Also, when you become British, you will have to return your ILR biometric card, so you won’t have it to show the authorities of your other country. You can return to the UK using a UK passport, but it also means the border control at your departure airport will know about your British Citizenship (and if that country doesn’t like it – this is where you may be ‘found out’).

#3 What is my status while waiting for a decision?

If you apply for a new visa before your old visa expires (even on the last day), your status continues in that ‘old visa’ for as long as it takes to make a decision on your new application. Doesn’t matter how long the authorities take – you retain all conditions attached to your ‘old visa’, including the right to work. You also retain the limitations.

For example, you are switching from Tier 4 student to a Spouse visa. Most Tier 4 visas allow to work part time when studying and full-time after completion of a degree course. You applied for a Spouse visa on the last day of Tier 4 visa. It took 3 months for a decision. During these 3 months you remain ‘Tier 4’ and can work full-time.

Now, imagine you have a Tier 2 General visa, which allows to work only for your Tier 2 sponsor (employer). You are applying for Indefinite Leave and it takes, say, 4 months to consider your ILR application. During these 4 months your status remains ‘Tier 2’ and you have to keep working for your Sponsor. Once your ILR has been granted, you can change employment. This is why the next-day service is very popular!

#4 Can I have my passport while waiting for a visa?

Yes, in most cases now, you can. But the real question tends to be ‘Can I travel during that time?”

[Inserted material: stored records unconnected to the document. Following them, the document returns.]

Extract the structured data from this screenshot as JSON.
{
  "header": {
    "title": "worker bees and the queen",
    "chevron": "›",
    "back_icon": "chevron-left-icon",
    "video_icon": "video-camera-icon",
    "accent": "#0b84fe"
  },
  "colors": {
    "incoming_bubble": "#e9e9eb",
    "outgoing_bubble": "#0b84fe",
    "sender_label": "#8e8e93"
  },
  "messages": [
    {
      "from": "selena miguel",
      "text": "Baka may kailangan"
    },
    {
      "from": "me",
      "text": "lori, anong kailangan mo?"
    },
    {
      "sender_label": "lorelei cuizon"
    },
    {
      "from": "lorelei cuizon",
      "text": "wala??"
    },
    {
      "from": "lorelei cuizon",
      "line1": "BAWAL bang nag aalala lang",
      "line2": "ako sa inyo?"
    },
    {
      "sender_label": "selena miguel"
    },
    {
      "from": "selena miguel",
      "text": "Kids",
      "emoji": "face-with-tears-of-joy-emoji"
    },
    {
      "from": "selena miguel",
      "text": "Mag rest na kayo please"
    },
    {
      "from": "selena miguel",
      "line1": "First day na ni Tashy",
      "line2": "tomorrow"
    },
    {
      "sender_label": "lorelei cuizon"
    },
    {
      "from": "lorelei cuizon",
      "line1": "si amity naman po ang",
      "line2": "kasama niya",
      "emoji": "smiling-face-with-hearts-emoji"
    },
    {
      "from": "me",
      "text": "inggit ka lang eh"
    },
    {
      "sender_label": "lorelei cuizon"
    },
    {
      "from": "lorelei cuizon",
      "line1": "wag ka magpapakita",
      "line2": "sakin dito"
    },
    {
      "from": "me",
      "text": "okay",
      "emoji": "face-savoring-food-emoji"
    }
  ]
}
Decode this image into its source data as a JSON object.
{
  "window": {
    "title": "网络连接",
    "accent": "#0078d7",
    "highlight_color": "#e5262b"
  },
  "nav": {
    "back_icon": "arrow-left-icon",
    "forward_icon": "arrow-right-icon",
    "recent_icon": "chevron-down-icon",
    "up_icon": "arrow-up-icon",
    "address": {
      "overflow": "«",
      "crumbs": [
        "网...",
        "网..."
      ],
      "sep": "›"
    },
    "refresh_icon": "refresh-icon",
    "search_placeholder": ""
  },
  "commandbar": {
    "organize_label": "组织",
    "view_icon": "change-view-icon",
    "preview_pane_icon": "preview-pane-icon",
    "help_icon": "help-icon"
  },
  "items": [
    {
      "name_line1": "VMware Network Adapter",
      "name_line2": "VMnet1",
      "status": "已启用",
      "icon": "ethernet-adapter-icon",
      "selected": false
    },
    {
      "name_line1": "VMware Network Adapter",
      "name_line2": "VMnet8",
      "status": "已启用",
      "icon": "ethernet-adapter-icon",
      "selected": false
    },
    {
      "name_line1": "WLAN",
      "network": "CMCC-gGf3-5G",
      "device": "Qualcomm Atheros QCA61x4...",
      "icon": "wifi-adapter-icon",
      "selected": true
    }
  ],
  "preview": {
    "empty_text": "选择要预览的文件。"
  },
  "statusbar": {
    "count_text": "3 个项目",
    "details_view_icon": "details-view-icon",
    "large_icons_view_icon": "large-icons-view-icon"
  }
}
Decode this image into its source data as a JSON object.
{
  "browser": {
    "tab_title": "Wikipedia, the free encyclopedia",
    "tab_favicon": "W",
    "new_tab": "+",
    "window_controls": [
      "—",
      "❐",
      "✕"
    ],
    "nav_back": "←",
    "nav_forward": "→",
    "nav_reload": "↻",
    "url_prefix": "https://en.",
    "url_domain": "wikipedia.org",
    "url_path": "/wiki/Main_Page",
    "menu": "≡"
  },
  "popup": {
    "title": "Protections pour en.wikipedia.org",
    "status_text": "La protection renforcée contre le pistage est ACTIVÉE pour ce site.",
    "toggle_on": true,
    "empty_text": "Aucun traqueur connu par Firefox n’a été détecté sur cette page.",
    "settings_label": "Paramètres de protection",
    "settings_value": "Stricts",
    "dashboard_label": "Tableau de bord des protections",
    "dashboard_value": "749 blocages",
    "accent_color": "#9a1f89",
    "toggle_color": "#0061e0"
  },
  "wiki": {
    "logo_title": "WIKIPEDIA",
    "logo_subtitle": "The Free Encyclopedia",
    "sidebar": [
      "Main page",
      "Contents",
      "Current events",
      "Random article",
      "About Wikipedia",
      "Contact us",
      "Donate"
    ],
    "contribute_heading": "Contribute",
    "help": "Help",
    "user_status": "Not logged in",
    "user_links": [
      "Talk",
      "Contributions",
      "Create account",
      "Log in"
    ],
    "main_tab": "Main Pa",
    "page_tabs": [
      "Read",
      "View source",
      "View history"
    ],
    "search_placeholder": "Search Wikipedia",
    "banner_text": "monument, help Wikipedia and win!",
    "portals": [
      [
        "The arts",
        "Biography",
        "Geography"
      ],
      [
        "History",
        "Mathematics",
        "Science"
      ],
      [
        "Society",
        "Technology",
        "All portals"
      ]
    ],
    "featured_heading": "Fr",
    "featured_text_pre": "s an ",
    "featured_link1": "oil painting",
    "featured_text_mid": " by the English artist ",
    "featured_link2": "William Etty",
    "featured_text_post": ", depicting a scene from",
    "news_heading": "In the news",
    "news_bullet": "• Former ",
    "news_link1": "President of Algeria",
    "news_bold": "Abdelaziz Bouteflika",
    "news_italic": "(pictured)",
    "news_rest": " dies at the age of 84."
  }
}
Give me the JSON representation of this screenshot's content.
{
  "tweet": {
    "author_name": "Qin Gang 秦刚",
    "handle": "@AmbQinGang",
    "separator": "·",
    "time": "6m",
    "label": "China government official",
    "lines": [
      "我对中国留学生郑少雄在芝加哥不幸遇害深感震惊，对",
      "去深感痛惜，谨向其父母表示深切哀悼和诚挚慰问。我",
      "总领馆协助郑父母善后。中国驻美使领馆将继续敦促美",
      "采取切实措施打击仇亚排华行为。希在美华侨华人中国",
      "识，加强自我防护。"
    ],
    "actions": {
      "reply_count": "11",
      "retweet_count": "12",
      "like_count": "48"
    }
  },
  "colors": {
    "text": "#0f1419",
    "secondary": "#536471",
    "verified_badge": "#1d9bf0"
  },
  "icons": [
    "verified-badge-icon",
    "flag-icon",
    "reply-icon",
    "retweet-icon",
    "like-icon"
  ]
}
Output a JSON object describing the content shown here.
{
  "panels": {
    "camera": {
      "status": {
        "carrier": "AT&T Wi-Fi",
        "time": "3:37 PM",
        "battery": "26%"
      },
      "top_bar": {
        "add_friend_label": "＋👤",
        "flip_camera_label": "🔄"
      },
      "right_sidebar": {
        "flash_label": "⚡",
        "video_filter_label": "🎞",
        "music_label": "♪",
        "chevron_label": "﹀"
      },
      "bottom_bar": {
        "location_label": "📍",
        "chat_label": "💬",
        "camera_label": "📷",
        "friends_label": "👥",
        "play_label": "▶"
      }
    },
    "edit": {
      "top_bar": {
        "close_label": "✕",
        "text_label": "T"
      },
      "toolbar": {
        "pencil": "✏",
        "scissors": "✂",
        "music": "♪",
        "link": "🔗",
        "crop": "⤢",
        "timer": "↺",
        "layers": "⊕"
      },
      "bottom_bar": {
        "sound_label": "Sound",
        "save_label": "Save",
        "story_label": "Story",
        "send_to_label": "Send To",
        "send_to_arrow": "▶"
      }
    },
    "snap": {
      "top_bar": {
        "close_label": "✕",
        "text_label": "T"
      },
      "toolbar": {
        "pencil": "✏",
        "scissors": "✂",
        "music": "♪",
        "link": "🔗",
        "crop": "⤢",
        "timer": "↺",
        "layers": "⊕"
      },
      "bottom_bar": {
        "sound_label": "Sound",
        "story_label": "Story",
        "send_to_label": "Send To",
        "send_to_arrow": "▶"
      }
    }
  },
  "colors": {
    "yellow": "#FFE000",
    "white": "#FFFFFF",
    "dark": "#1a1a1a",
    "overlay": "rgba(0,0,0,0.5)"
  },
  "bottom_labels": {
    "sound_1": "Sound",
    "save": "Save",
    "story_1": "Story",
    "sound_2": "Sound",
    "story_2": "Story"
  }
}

If your UK visa (the one you are renewing) is still valid, then yes, you can travel. It’s enough to get you on the plane. Here, at the UK Border, they will find your status in the system.

If your UK visa has expired, so at the moment of travel you have no valid UK visa, then you can travel if you are a non-visa national. That is if you are not required to have a visitor visa for the UK. For example, American, Australian, Malaysian nationals. The airline will know you don’t need a visitor visa (the rest is not their problem) while the UK Border control will find your pending application in their system.

If, however, your UK visa has expired and you are a visa national (Chinese, Russian, South African, Indian, Nigerian etc), you will need a ‘valid visa’ to board the plane, otherwise the airline won’t let you on-board. In this case, you would have to remain in the UK and travel after you have your new visa.

#5 How does Brexit affect me?

If you are not an EU/EEA national, or a family member of such, Brexit has no relevance to your UK immigration status. You can continue as before. Examples: spouses of UK citizens, “Tier” migrants, Tier 2 sponsors, visitors.

If you are an EU/EEA national, or a family member of such, you need to apply under the new EU Settlement Scheme. You are eligible if you started living in the UK before the deadline. The deadline in case of a ‘deal’ is planned on 31st December 2020.The deadline in case of ‘no deal’ is the date the UK exits the European Union, it was 29th March 2019 but was extended to 12th April 2019. The final date is yet to be determined. For the latest updates, please keep checking our website.


For detailed individual Advice Session or to make your application as successful please contact us: info@1st4immigration.com or visit our website: https://www.1st4immigration.com/

We look forward to working with you!


1st4Immigration is one of the most experienced and prominent UK immigration law companies, accredited by the OISC at the highest Level 3. We have been in business for over 10 years, our OISC reference is 200800152, in which 2008 stands for the year accreditation. Office address: 68 King William Street, City of London, London, EC4M 7DZ.
  
We also provide immigration training and CPD for lawyers and those preparing for OISC exam. We have classroom/livestream courses and online self-study courses, accredited by CPD Standards Office, ref 80001, and accepted by The OISC. Visit our OISC training page here. 

No comments:

Post a Comment